“Well,” she began, “for several months before you were born, your father and I worked painstakingly to come up with a design for a ship that would be able to withstand any sort of obstacle you could ever hope to encounter for the duration of your trip.”
“We designed it based on the knowledge we’ve gained over years of travel as well as from the advice other experienced sailors,” she continued.
“I know that this is difficult for you but trust us right now when there is so much we’re asking you to do, but I promise, you will be glad you saw this through to completion”.
“Alright, I will do my best” He responded.
“Good,” she said, “You won’t regret it, just be strong for now”.
“Son, come, time to work” his father called.
“Coming father,” he said as he hugged his mother and returned to his work.
Isaiah opened his eyes, and to his amazement, he and his wife were somehow still alive.
“What’s going on,” Jubilee asked in bewilderment “that bolt struck us just now didn’t it? Why don’t I feel anything?”.
Dumbfounded, he looked at the mast of the ship remembered something comforting.
“Mother,” a young Isaiah asked in confusion “why is the mast made of copper while everything else on the deck is made of iron?”
“I’m glad you asked,” his mother remarked with a smile “you see, your father and I have had many close encounters with lightning storms over the years, in fact, one nearly took both of our lives during an unfortunate outing at sea.”
“But we later learned that if we were able to divert the current of the strike into the water, we would have much better odds of survival”.
“But how does the mast do that?” Isaiah asked, “Wouldn’t the current just go into the ship since its made of metal too?”
“You’re so smart!” his mother exclaimed.
“You’re right” she continued “ordinarily the current would just go straight to the deck of the ship but that’s why there’s a thin layer of wood covering the deck of the ship as well a few copper plates built into the ships hull”.
“You mean those things aren’t just doing it for decoration?” he asked.
“Copper is more conductive than others, that means that electricity will pass through it much faster and with much less resistance than most other metals” She explained.
“And that’s going to save me from a lightning storm?” he asked.
“It will greatly improve your odds of surviving it,” she said, “although we can’t be certain that it would always work”.
“It’s always best away from a storm rather than in one,” she remarked with a sigh.
“Hopefully, you never encounter one but even if you ever did, think of this as a last line of defense”.
“Wow,” Isaiah exclaimed, “that’s amazing!”, “Where did you guys learn about this?” he inquired.
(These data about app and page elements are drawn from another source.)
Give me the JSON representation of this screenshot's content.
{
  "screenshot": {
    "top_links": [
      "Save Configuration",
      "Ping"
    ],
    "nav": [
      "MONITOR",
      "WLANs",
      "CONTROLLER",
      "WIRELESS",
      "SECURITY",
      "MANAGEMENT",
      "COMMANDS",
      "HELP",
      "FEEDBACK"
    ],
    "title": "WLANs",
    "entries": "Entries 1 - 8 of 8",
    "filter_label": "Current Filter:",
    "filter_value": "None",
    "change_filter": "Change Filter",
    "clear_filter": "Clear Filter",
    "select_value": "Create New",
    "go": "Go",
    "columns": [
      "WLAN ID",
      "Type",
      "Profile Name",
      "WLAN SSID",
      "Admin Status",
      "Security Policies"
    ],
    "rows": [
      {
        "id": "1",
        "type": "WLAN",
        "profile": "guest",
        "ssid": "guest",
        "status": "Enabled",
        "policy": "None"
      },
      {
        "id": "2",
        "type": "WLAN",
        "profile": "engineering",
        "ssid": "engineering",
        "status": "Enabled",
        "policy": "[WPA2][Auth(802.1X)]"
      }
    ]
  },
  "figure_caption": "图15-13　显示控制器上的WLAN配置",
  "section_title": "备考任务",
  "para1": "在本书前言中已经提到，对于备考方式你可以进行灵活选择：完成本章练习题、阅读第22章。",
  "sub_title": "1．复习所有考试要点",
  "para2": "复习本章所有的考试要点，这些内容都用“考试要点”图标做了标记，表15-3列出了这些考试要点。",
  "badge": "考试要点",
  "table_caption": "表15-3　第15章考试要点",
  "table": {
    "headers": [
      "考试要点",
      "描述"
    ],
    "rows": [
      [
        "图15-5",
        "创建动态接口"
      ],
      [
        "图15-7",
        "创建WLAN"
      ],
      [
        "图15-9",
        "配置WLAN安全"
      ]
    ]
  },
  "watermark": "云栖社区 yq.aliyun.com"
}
“Oh, it wasn’t that difficult,” she said gleefully “people have actually been using this type of protection for a long time, once we learned what it was, it was simple for us to utilize.”
“What is it called?” he asked his mother in wonder and appreciation.
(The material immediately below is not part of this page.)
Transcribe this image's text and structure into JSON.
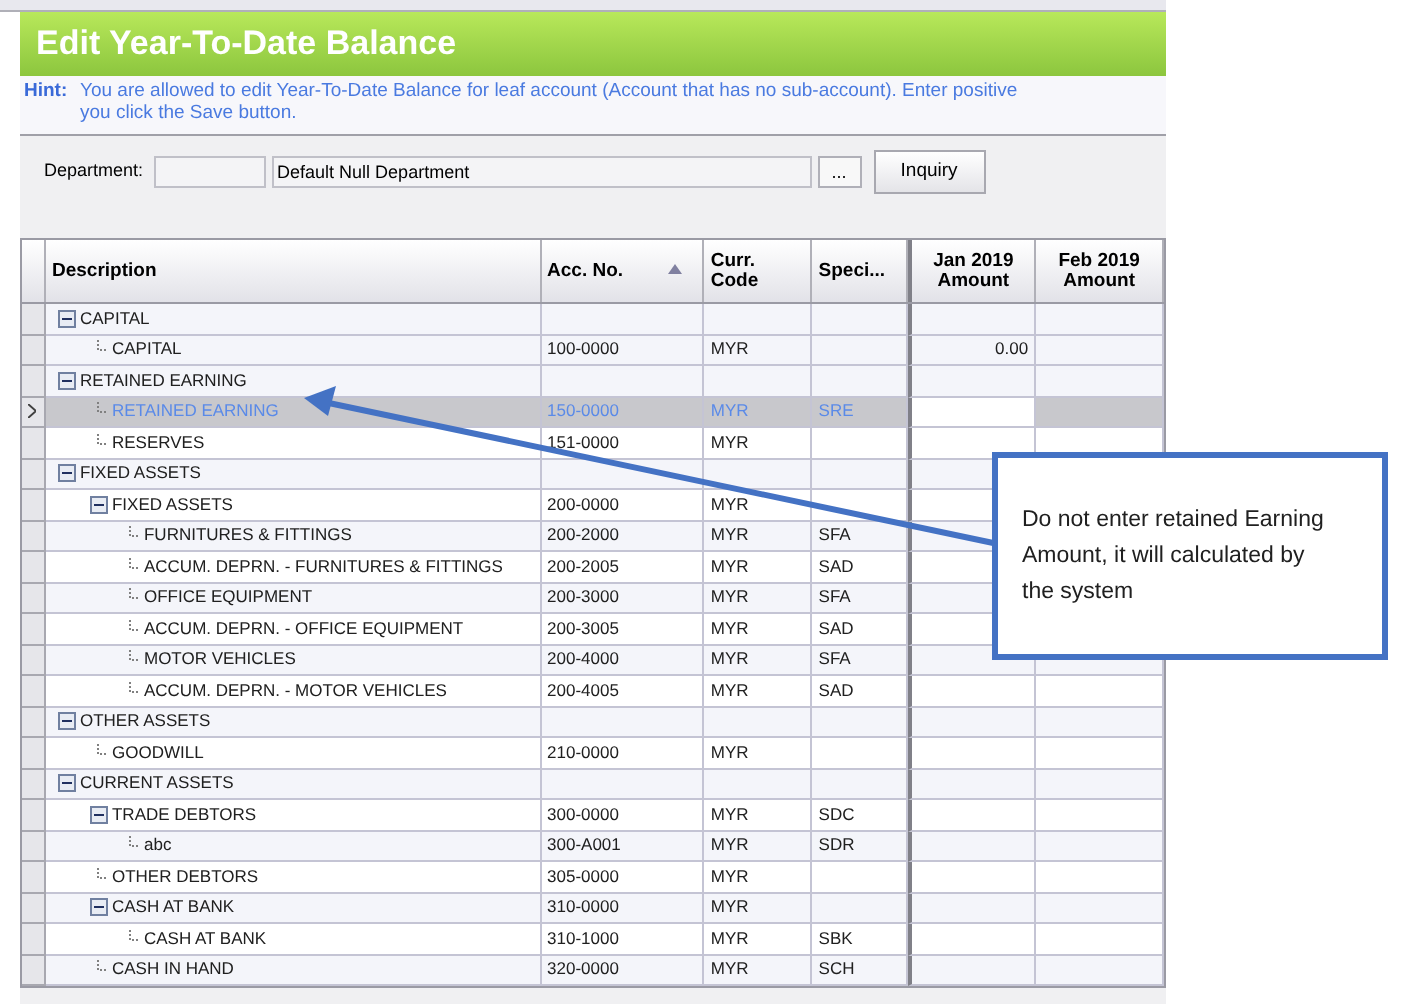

His mother, smiling warmly and told him it was called…
“A lightning rod, built into the ship’s mast and connected to the hull, that how we’re still alive,” he told Jubilee.
“Are we safe here?” she asked with renewed hope.
“We are safer here than in the water, though we are far from out of danger” he replied gravely.
Suddenly out of the clouds in the distance, a small ray of light became visible.
“It’s the eye of the storm” Jubilee stated, “we will be safe there”.
“We have to g-“, she was interrupted as a second bolt lighting came crashing into the ship’s mast disappearing almost as instantly as it arrived.
Though she was interrupted, her message to him was clear and he knew what they had to do.
And so, despite the wind and waves pushing them in seemingly every direction, the man grabbed hold of the wheel of the ship and set course for the eye of the storm.
How fortunate it is, that through the discipline of his father and wisdom of his mother, a last line of defense in the form of foresight would safeguard a man’s vessel of maturity and hope in the most defining moment of his voyage to promised home.
8 Listen, my son, to your father’s instruction and do not forsake your mother’s teaching. 9 They are a garland to grace your head and a chain to adorn your neck.
Yet even in this ray of hope, this story is still left uncompleted.
This is 30 Days of Growth: Day 23
Tune in Tomorrow for the final chapter